Extracted material below:

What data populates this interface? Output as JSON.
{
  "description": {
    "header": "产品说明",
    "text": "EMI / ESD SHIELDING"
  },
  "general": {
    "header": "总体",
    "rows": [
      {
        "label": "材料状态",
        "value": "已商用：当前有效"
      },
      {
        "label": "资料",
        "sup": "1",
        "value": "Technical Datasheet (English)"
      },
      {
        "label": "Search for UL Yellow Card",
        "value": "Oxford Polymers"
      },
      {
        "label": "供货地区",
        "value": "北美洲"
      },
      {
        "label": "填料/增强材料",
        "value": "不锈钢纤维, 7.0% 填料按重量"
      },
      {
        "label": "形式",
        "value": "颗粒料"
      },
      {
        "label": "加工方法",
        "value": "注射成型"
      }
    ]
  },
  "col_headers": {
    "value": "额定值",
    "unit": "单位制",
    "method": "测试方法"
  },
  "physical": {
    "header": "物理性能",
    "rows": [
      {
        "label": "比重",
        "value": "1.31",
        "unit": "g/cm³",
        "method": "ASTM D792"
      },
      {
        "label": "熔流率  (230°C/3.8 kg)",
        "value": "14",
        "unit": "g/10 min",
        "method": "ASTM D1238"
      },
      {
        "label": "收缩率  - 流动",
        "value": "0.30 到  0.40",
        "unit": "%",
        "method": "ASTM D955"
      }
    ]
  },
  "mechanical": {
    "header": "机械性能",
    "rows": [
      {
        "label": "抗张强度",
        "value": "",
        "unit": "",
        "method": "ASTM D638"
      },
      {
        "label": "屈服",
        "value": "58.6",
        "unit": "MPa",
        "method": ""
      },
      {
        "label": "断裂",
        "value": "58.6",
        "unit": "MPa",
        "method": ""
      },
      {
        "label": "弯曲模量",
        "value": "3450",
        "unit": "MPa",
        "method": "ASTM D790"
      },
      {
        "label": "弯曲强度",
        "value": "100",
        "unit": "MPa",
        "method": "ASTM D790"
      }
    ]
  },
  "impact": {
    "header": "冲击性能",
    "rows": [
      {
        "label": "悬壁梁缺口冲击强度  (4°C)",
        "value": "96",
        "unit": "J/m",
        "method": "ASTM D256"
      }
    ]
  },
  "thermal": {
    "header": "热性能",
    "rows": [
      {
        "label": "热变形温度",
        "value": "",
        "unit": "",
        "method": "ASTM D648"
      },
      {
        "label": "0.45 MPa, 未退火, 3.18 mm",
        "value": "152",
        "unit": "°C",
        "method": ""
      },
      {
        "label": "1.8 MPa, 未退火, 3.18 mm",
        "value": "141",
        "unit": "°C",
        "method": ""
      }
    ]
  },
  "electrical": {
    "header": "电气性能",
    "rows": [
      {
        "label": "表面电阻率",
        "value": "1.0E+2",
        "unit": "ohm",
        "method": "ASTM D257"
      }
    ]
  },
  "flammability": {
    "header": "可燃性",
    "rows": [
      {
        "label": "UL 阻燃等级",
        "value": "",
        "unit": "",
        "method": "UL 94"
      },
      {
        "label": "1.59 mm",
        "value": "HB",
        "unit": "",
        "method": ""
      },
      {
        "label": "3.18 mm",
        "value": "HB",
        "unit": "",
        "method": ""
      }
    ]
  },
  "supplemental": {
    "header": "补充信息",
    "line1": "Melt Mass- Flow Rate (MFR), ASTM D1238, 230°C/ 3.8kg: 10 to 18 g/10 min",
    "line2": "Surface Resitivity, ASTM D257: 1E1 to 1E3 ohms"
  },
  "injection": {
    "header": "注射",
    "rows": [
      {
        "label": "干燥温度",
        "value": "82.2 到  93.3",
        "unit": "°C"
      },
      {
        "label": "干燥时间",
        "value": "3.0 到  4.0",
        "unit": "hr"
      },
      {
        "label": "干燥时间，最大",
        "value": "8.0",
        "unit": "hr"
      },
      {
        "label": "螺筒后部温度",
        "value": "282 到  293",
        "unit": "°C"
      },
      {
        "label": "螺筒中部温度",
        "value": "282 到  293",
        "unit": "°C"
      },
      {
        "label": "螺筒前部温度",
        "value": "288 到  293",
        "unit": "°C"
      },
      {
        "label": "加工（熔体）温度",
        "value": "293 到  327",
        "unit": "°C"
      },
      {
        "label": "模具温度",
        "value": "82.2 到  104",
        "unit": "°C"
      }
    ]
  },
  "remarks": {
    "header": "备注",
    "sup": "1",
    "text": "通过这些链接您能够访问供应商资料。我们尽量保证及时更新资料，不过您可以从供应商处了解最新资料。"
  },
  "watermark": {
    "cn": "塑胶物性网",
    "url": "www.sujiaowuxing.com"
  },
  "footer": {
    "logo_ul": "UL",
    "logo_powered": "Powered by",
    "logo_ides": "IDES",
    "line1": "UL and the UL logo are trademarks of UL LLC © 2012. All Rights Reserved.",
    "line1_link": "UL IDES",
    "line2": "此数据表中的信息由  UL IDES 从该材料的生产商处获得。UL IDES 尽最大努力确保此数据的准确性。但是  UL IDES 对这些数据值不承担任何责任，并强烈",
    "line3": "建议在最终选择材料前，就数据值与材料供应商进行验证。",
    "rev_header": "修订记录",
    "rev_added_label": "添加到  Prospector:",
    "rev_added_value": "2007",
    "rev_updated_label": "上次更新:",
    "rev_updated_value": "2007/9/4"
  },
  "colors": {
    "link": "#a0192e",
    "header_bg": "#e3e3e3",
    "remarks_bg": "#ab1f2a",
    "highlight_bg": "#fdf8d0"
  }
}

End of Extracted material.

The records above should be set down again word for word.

## Answer below
What data populates this interface? Output as JSON.
{
  "description": {
    "header": "产品说明",
    "text": "EMI / ESD SHIELDING"
  },
  "general": {
    "header": "总体",
    "rows": [
      {
        "label": "材料状态",
        "value": "已商用：当前有效"
      },
      {
        "label": "资料",
        "sup": "1",
        "value": "Technical Datasheet (English)"
      },
      {
        "label": "Search for UL Yellow Card",
        "value": "Oxford Polymers"
      },
      {
        "label": "供货地区",
        "value": "北美洲"
      },
      {
        "label": "填料/增强材料",
        "value": "不锈钢纤维, 7.0% 填料按重量"
      },
      {
        "label": "形式",
        "value": "颗粒料"
      },
      {
        "label": "加工方法",
        "value": "注射成型"
      }
    ]
  },
  "col_headers": {
    "value": "额定值",
    "unit": "单位制",
    "method": "测试方法"
  },
  "physical": {
    "header": "物理性能",
    "rows": [
      {
        "label": "比重",
        "value": "1.31",
        "unit": "g/cm³",
        "method": "ASTM D792"
      },
      {
        "label": "熔流率  (230°C/3.8 kg)",
        "value": "14",
        "unit": "g/10 min",
        "method": "ASTM D1238"
      },
      {
        "label": "收缩率  - 流动",
        "value": "0.30 到  0.40",
        "unit": "%",
        "method": "ASTM D955"
      }
    ]
  },
  "mechanical": {
    "header": "机械性能",
    "rows": [
      {
        "label": "抗张强度",
        "value": "",
        "unit": "",
        "method": "ASTM D638"
      },
      {
        "label": "屈服",
        "value": "58.6",
        "unit": "MPa",
        "method": ""
      },
      {
        "label": "断裂",
        "value": "58.6",
        "unit": "MPa",
        "method": ""
      },
      {
        "label": "弯曲模量",
        "value": "3450",
        "unit": "MPa",
        "method": "ASTM D790"
      },
      {
        "label": "弯曲强度",
        "value": "100",
        "unit": "MPa",
        "method": "ASTM D790"
      }
    ]
  },
  "impact": {
    "header": "冲击性能",
    "rows": [
      {
        "label": "悬壁梁缺口冲击强度  (4°C)",
        "value": "96",
        "unit": "J/m",
        "method": "ASTM D256"
      }
    ]
  },
  "thermal": {
    "header": "热性能",
    "rows": [
      {
        "label": "热变形温度",
        "value": "",
        "unit": "",
        "method": "ASTM D648"
      },
      {
        "label": "0.45 MPa, 未退火, 3.18 mm",
        "value": "152",
        "unit": "°C",
        "method": ""
      },
      {
        "label": "1.8 MPa, 未退火, 3.18 mm",
        "value": "141",
        "unit": "°C",
        "method": ""
      }
    ]
  },
  "electrical": {
    "header": "电气性能",
    "rows": [
      {
        "label": "表面电阻率",
        "value": "1.0E+2",
        "unit": "ohm",
        "method": "ASTM D257"
      }
    ]
  },
  "flammability": {
    "header": "可燃性",
    "rows": [
      {
        "label": "UL 阻燃等级",
        "value": "",
        "unit": "",
        "method": "UL 94"
      },
      {
        "label": "1.59 mm",
        "value": "HB",
        "unit": "",
        "method": ""
      },
      {
        "label": "3.18 mm",
        "value": "HB",
        "unit": "",
        "method": ""
      }
    ]
  },
  "supplemental": {
    "header": "补充信息",
    "line1": "Melt Mass- Flow Rate (MFR), ASTM D1238, 230°C/ 3.8kg: 10 to 18 g/10 min",
    "line2": "Surface Resitivity, ASTM D257: 1E1 to 1E3 ohms"
  },
  "injection": {
    "header": "注射",
    "rows": [
      {
        "label": "干燥温度",
        "value": "82.2 到  93.3",
        "unit": "°C"
      },
      {
        "label": "干燥时间",
        "value": "3.0 到  4.0",
        "unit": "hr"
      },
      {
        "label": "干燥时间，最大",
        "value": "8.0",
        "unit": "hr"
      },
      {
        "label": "螺筒后部温度",
        "value": "282 到  293",
        "unit": "°C"
      },
      {
        "label": "螺筒中部温度",
        "value": "282 到  293",
        "unit": "°C"
      },
      {
        "label": "螺筒前部温度",
        "value": "288 到  293",
        "unit": "°C"
      },
      {
        "label": "加工（熔体）温度",
        "value": "293 到  327",
        "unit": "°C"
      },
      {
        "label": "模具温度",
        "value": "82.2 到  104",
        "unit": "°C"
      }
    ]
  },
  "remarks": {
    "header": "备注",
    "sup": "1",
    "text": "通过这些链接您能够访问供应商资料。我们尽量保证及时更新资料，不过您可以从供应商处了解最新资料。"
  },
  "watermark": {
    "cn": "塑胶物性网",
    "url": "www.sujiaowuxing.com"
  },
  "footer": {
    "logo_ul": "UL",
    "logo_powered": "Powered by",
    "logo_ides": "IDES",
    "line1": "UL and the UL logo are trademarks of UL LLC © 2012. All Rights Reserved.",
    "line1_link": "UL IDES",
    "line2": "此数据表中的信息由  UL IDES 从该材料的生产商处获得。UL IDES 尽最大努力确保此数据的准确性。但是  UL IDES 对这些数据值不承担任何责任，并强烈",
    "line3": "建议在最终选择材料前，就数据值与材料供应商进行验证。",
    "rev_header": "修订记录",
    "rev_added_label": "添加到  Prospector:",
    "rev_added_value": "2007",
    "rev_updated_label": "上次更新:",
    "rev_updated_value": "2007/9/4"
  },
  "colors": {
    "link": "#a0192e",
    "header_bg": "#e3e3e3",
    "remarks_bg": "#ab1f2a",
    "highlight_bg": "#fdf8d0"
  }
}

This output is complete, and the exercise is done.